Evidence is growing that people living in the north of the UK are more likely to develop vCJD, the human form of mad cow disease, than their counterparts in the south of the country. 

The trend has previously been identified by Simon Cousens and his colleagues from the London School of Hygiene and Tropical Medicine, who reported in the Lancet journal in March that the highest incidence of vCJD is recorded in Northern England and Scotland, but that experts do not understand why.

Experts on the disease at a surveillance unit in the Scottish capital Edinburgh are now set to carry out further investigation into the trend.
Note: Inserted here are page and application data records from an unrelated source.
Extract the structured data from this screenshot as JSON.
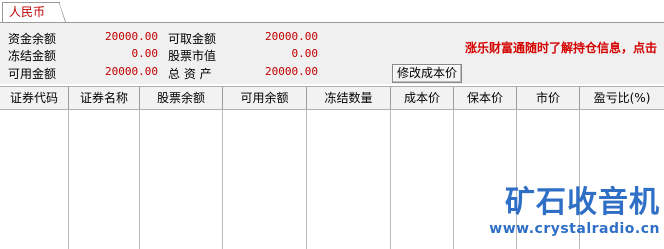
{
  "tab": {
    "label": "人民币"
  },
  "summary": {
    "funds_balance_label": "资金余额",
    "funds_balance_value": "20000.00",
    "withdrawable_label": "可取金额",
    "withdrawable_value": "20000.00",
    "frozen_label": "冻结金额",
    "frozen_value": "0.00",
    "stock_value_label": "股票市值",
    "stock_value_value": "0.00",
    "available_label": "可用金额",
    "available_value": "20000.00",
    "total_assets_label": "总 资 产",
    "total_assets_value": "20000.00"
  },
  "notice": "涨乐财富通随时了解持仓信息，点击",
  "modify_cost_button": "修改成本价",
  "table": {
    "columns": [
      "证券代码",
      "证券名称",
      "股票余额",
      "可用余额",
      "冻结数量",
      "成本价",
      "保本价",
      "市价",
      "盈亏比(%)"
    ]
  },
  "watermark": {
    "title": "矿石收音机",
    "url": "www.crystalradio.cn"
  },
  "colors": {
    "value_red": "#c00000",
    "notice_red": "#d40000",
    "watermark_blue": "#2f6fc6"
  }
}
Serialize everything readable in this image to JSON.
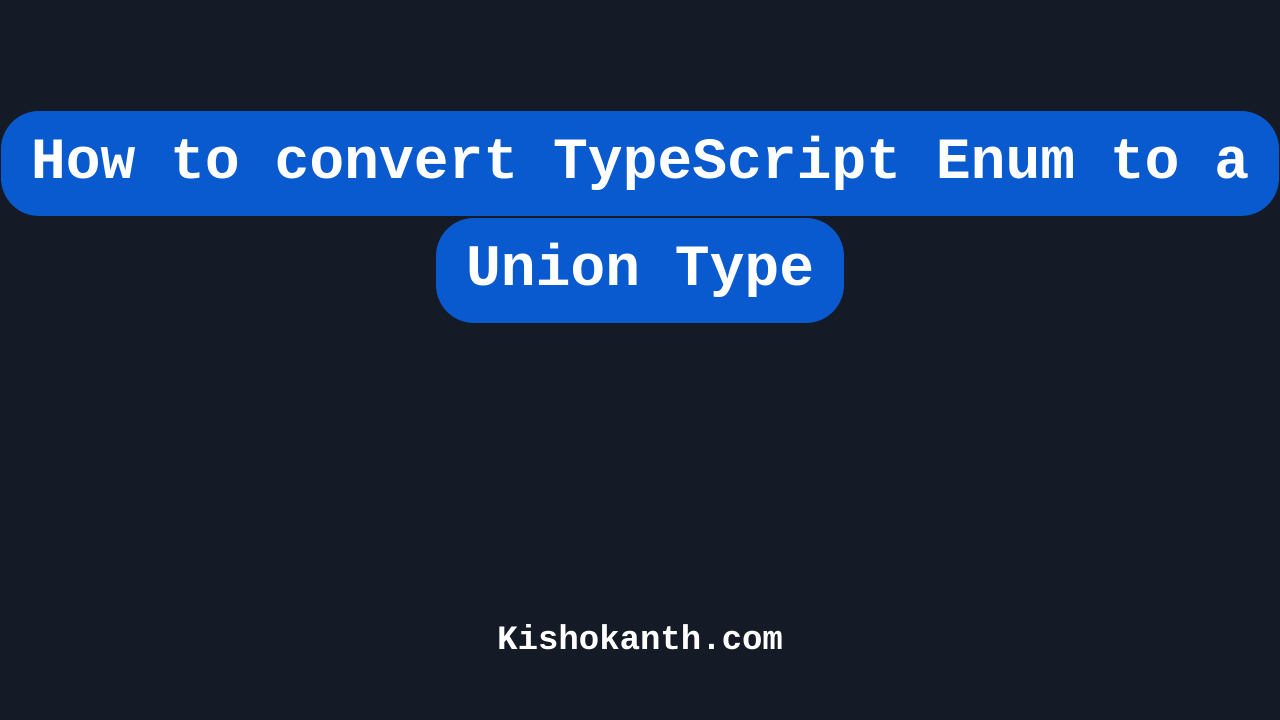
{
  "title": "How to convert TypeScript Enum to a Union Type",
  "siteName": "Kishokanth.com"
}
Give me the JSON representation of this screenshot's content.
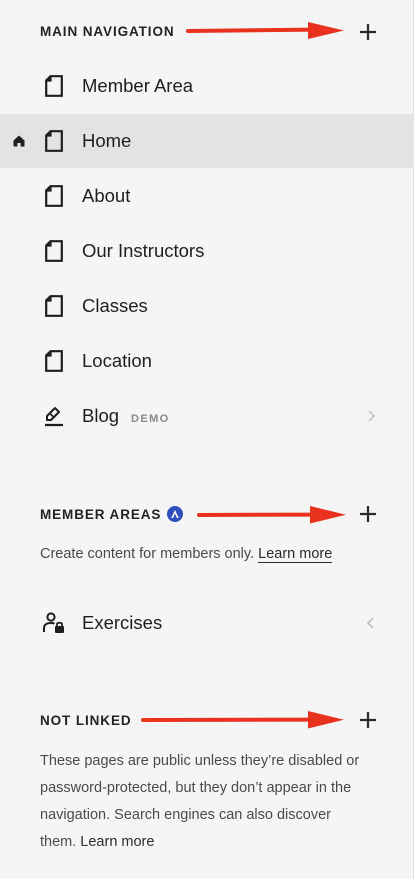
{
  "main_navigation": {
    "title": "MAIN NAVIGATION",
    "add_icon": "plus-icon",
    "items": [
      {
        "label": "Member Area",
        "icon": "page-icon"
      },
      {
        "label": "Home",
        "icon": "page-icon",
        "active": true,
        "home_icon": "home-icon"
      },
      {
        "label": "About",
        "icon": "page-icon"
      },
      {
        "label": "Our Instructors",
        "icon": "page-icon"
      },
      {
        "label": "Classes",
        "icon": "page-icon"
      },
      {
        "label": "Location",
        "icon": "page-icon"
      },
      {
        "label": "Blog",
        "icon": "blog-icon",
        "tag": "DEMO",
        "chevron": "chevron-right-icon"
      }
    ]
  },
  "member_areas": {
    "title": "MEMBER AREAS",
    "badge_icon": "member-areas-badge-icon",
    "description": "Create content for members only.",
    "learn_more": "Learn more",
    "items": [
      {
        "label": "Exercises",
        "icon": "member-lock-icon",
        "chevron": "chevron-left-icon"
      }
    ]
  },
  "not_linked": {
    "title": "NOT LINKED",
    "description": "These pages are public unless they’re disabled or password-protected, but they don’t appear in the navigation. Search engines can also discover them.",
    "learn_more": "Learn more"
  },
  "colors": {
    "panel_bg": "#f5f5f5",
    "active_row_bg": "#e3e3e3",
    "annotation_arrow": "#e8321e",
    "badge": "#2f4fbf"
  }
}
The news was revealed by the ninth annual report of the National Creutzfeldt-Jakob Disease Surveillance Unit, and a statement stressed: “Due to the small number of cases on which this is based, this finding should continue to be treated with caution. The unit will continue to study all data closely and carry out further work to determine whether these findings can be substantiated.”